§ **TASK DATA**:
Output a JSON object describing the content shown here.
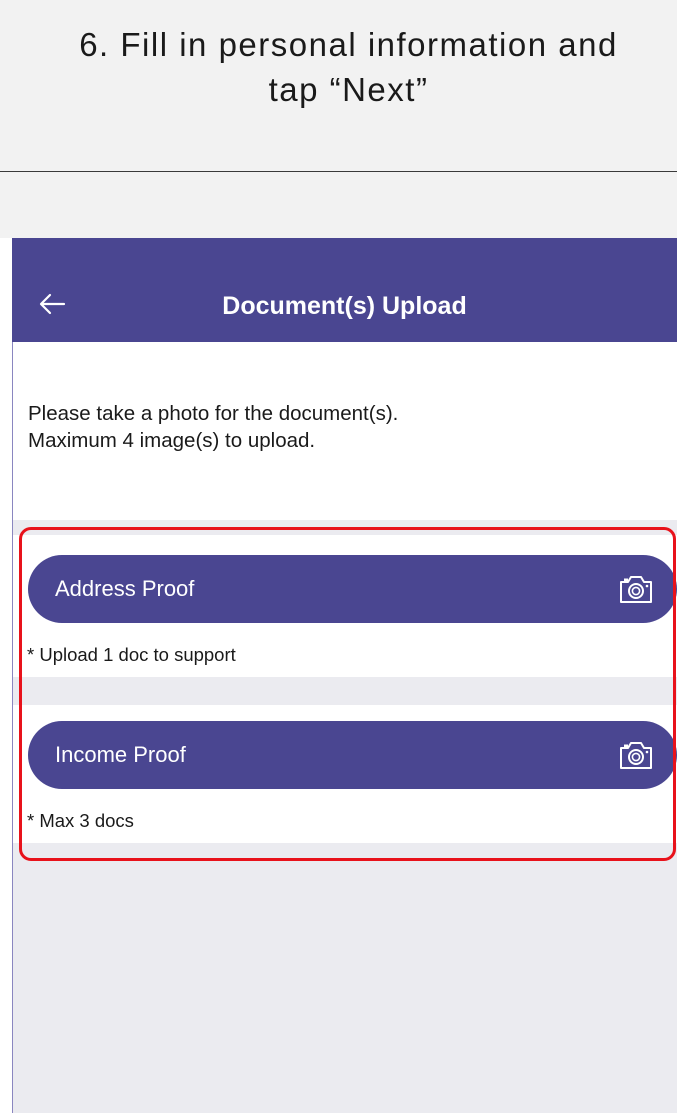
{
  "instruction": {
    "line1": "6. Fill in personal information and",
    "line2": "tap “Next”"
  },
  "app": {
    "title": "Document(s) Upload",
    "back_icon": "arrow-left-icon",
    "brand_color": "#4a4691"
  },
  "intro": {
    "line1": "Please take a photo for the document(s).",
    "line2": "Maximum 4 image(s) to upload."
  },
  "sections": [
    {
      "label": "Address Proof",
      "note": "* Upload 1 doc to support",
      "icon": "camera-icon"
    },
    {
      "label": "Income Proof",
      "note": "* Max 3 docs",
      "icon": "camera-icon"
    }
  ],
  "highlight_color": "#e8121b"
}
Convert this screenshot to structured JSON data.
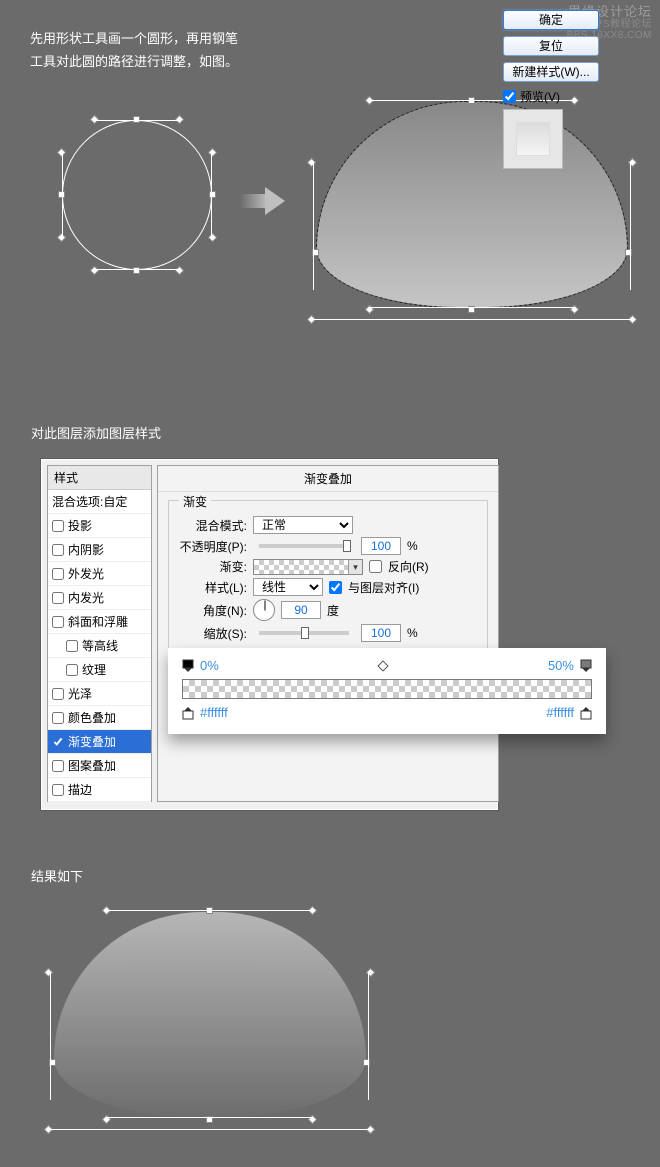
{
  "watermark": {
    "line1": "思缘设计论坛",
    "line2": "PS教程论坛",
    "line3": "BBS.16XX8.COM"
  },
  "intro": {
    "line1": "先用形状工具画一个圆形，再用钢笔",
    "line2": "工具对此圆的路径进行调整，如图。"
  },
  "section2": "对此图层添加图层样式",
  "dialog": {
    "styles_header": "样式",
    "blend_header": "混合选项:自定",
    "items": [
      {
        "label": "投影",
        "checked": false,
        "indent": false
      },
      {
        "label": "内阴影",
        "checked": false,
        "indent": false
      },
      {
        "label": "外发光",
        "checked": false,
        "indent": false
      },
      {
        "label": "内发光",
        "checked": false,
        "indent": false
      },
      {
        "label": "斜面和浮雕",
        "checked": false,
        "indent": false
      },
      {
        "label": "等高线",
        "checked": false,
        "indent": true
      },
      {
        "label": "纹理",
        "checked": false,
        "indent": true
      },
      {
        "label": "光泽",
        "checked": false,
        "indent": false
      },
      {
        "label": "颜色叠加",
        "checked": false,
        "indent": false
      },
      {
        "label": "渐变叠加",
        "checked": true,
        "indent": false,
        "selected": true
      },
      {
        "label": "图案叠加",
        "checked": false,
        "indent": false
      },
      {
        "label": "描边",
        "checked": false,
        "indent": false
      }
    ],
    "panel_title": "渐变叠加",
    "group_title": "渐变",
    "blend_mode_label": "混合模式:",
    "blend_mode_value": "正常",
    "opacity_label": "不透明度(P):",
    "opacity_value": "100",
    "pct": "%",
    "gradient_label": "渐变:",
    "reverse_label": "反向(R)",
    "style_label": "样式(L):",
    "style_value": "线性",
    "align_label": "与图层对齐(I)",
    "angle_label": "角度(N):",
    "angle_value": "90",
    "degree": "度",
    "scale_label": "缩放(S):",
    "scale_value": "100"
  },
  "buttons": {
    "ok": "确定",
    "reset": "复位",
    "newstyle": "新建样式(W)...",
    "preview": "预览(V)"
  },
  "gradient": {
    "left_opacity": "0%",
    "right_opacity": "50%",
    "left_color": "#ffffff",
    "right_color": "#ffffff"
  },
  "section3": "结果如下"
}
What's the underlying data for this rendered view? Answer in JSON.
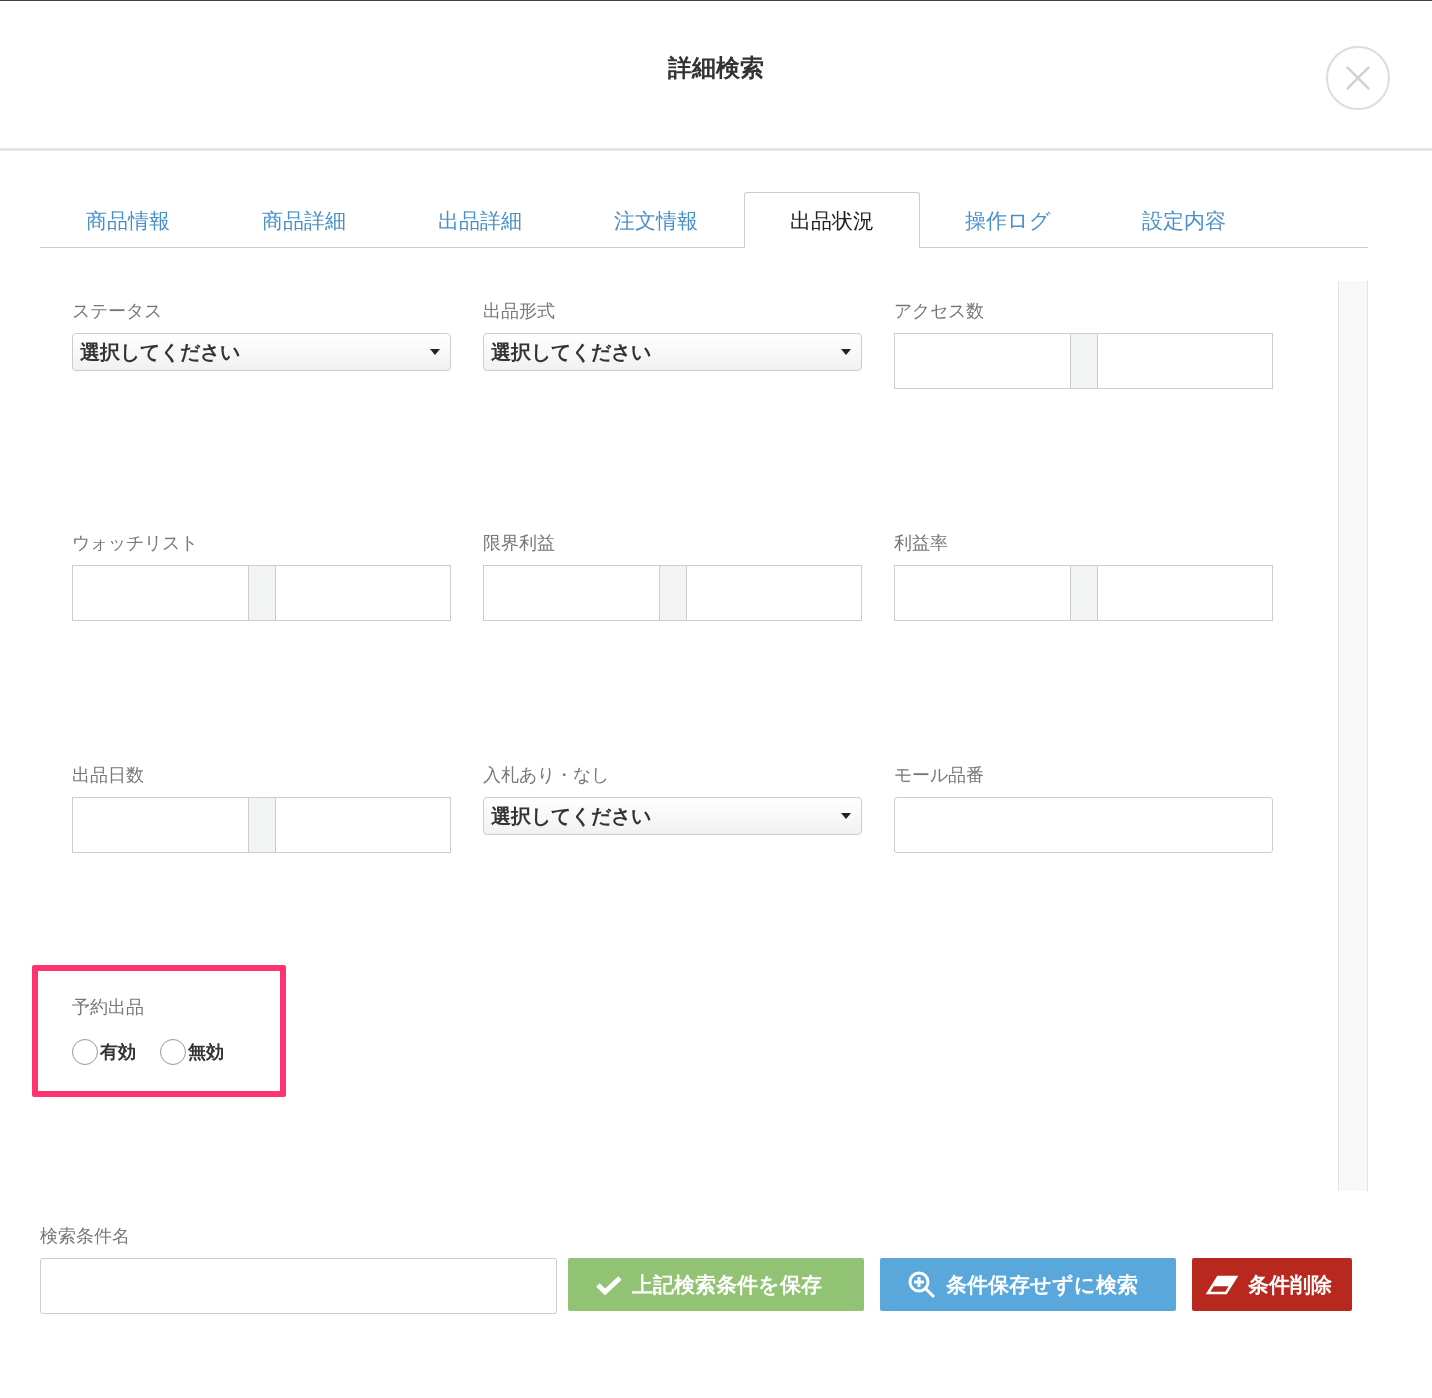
{
  "dialog": {
    "title": "詳細検索"
  },
  "tabs": [
    {
      "label": "商品情報",
      "selected": false
    },
    {
      "label": "商品詳細",
      "selected": false
    },
    {
      "label": "出品詳細",
      "selected": false
    },
    {
      "label": "注文情報",
      "selected": false
    },
    {
      "label": "出品状況",
      "selected": true
    },
    {
      "label": "操作ログ",
      "selected": false
    },
    {
      "label": "設定内容",
      "selected": false
    }
  ],
  "fields": [
    {
      "label": "ステータス",
      "kind": "select",
      "value": "選択してください"
    },
    {
      "label": "出品形式",
      "kind": "select",
      "value": "選択してください"
    },
    {
      "label": "アクセス数",
      "kind": "range"
    },
    {
      "label": "ウォッチリスト",
      "kind": "range"
    },
    {
      "label": "限界利益",
      "kind": "range"
    },
    {
      "label": "利益率",
      "kind": "range"
    },
    {
      "label": "出品日数",
      "kind": "range"
    },
    {
      "label": "入札あり・なし",
      "kind": "select",
      "value": "選択してください"
    },
    {
      "label": "モール品番",
      "kind": "text"
    },
    {
      "label": "予約出品",
      "kind": "radio",
      "highlighted": true,
      "options": [
        {
          "label": "有効",
          "selected": false
        },
        {
          "label": "無効",
          "selected": false
        }
      ]
    }
  ],
  "search_name": {
    "label": "検索条件名"
  },
  "buttons": [
    {
      "label": "上記検索条件を保存",
      "kind": "save"
    },
    {
      "label": "条件保存せずに検索",
      "kind": "search"
    },
    {
      "label": "条件削除",
      "kind": "clear"
    }
  ]
}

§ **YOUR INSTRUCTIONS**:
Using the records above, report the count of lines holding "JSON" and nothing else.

§ **WRITTEN SOLUTION**:
3